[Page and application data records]
==============================

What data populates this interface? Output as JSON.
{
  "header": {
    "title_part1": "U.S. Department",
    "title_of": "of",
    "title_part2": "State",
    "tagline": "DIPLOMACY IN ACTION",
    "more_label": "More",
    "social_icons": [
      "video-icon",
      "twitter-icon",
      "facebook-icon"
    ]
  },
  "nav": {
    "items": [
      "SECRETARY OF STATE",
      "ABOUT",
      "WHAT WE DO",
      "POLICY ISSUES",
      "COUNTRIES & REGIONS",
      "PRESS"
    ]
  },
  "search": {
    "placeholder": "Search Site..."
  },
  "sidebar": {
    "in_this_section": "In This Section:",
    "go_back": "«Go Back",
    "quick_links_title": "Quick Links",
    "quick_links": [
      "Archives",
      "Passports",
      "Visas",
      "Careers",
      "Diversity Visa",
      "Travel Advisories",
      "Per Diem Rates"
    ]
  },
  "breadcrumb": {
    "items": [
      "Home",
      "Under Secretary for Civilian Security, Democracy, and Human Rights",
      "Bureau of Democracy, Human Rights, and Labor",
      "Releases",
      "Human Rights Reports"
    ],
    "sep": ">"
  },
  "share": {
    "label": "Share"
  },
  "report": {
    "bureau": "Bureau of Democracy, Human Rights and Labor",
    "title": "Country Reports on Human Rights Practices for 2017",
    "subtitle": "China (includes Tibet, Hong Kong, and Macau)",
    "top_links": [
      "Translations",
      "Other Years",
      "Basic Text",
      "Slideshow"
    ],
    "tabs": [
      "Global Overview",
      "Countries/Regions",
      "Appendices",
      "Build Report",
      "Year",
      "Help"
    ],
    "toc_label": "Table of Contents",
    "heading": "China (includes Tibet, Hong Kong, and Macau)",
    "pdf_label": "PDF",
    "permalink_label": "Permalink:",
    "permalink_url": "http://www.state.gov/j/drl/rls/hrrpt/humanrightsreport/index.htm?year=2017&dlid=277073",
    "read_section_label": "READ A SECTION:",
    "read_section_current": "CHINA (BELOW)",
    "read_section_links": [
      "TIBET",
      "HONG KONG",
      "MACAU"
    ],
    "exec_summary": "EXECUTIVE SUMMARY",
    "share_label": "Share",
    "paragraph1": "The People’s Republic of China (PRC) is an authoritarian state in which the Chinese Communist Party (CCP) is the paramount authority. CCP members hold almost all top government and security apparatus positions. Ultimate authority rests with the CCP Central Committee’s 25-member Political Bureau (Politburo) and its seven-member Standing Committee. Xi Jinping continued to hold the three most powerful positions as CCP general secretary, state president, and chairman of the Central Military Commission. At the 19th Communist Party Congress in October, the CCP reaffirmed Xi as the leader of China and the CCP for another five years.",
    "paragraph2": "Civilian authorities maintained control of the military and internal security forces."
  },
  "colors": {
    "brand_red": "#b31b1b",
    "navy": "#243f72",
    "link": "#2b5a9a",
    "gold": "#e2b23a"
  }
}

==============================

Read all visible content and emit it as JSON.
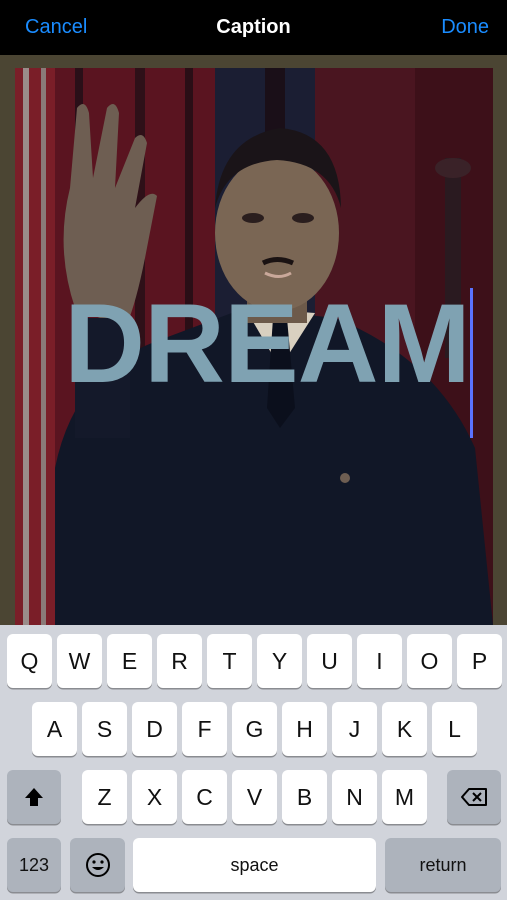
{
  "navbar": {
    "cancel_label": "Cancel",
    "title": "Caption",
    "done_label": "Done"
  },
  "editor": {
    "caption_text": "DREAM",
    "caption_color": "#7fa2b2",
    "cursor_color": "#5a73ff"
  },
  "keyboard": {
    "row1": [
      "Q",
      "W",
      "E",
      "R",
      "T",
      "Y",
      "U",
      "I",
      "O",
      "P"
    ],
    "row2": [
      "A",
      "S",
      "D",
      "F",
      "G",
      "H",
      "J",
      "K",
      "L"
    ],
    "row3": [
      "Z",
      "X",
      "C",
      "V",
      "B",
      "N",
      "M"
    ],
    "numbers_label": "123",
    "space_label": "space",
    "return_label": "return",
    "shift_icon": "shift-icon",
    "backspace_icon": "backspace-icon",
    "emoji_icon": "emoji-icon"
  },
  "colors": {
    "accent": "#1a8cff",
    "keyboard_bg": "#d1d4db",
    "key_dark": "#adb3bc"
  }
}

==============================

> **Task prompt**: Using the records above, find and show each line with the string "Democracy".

> **Exercise answer**:
      "Under Secretary for Civilian Security, Democracy, and Human Rights",
      "Bureau of Democracy, Human Rights, and Labor",
    "bureau": "Bureau of Democracy, Human Rights and Labor",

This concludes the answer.